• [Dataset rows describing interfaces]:
· · ·

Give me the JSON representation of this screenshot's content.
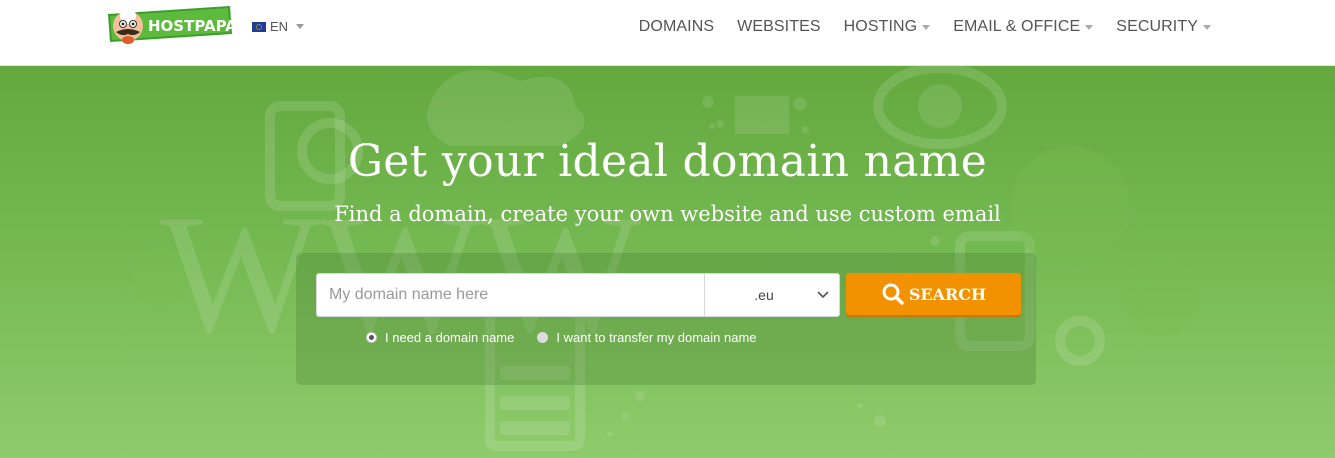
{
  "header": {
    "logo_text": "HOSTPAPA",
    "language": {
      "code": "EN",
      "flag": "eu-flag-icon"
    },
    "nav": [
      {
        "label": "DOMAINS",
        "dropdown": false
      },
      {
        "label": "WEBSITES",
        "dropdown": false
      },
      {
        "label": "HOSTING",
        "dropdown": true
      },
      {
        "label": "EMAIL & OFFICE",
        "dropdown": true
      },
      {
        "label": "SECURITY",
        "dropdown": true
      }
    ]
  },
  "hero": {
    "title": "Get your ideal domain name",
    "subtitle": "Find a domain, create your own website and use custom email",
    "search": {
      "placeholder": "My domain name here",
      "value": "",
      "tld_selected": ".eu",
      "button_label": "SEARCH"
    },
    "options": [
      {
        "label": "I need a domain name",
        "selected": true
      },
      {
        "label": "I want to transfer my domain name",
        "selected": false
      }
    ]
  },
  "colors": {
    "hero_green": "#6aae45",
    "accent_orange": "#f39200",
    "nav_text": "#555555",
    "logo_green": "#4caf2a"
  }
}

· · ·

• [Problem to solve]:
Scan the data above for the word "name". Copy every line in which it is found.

• [Answer to the problem]:
    "title": "Get your ideal domain name",
      "placeholder": "My domain name here",
        "label": "I need a domain name",
        "label": "I want to transfer my domain name",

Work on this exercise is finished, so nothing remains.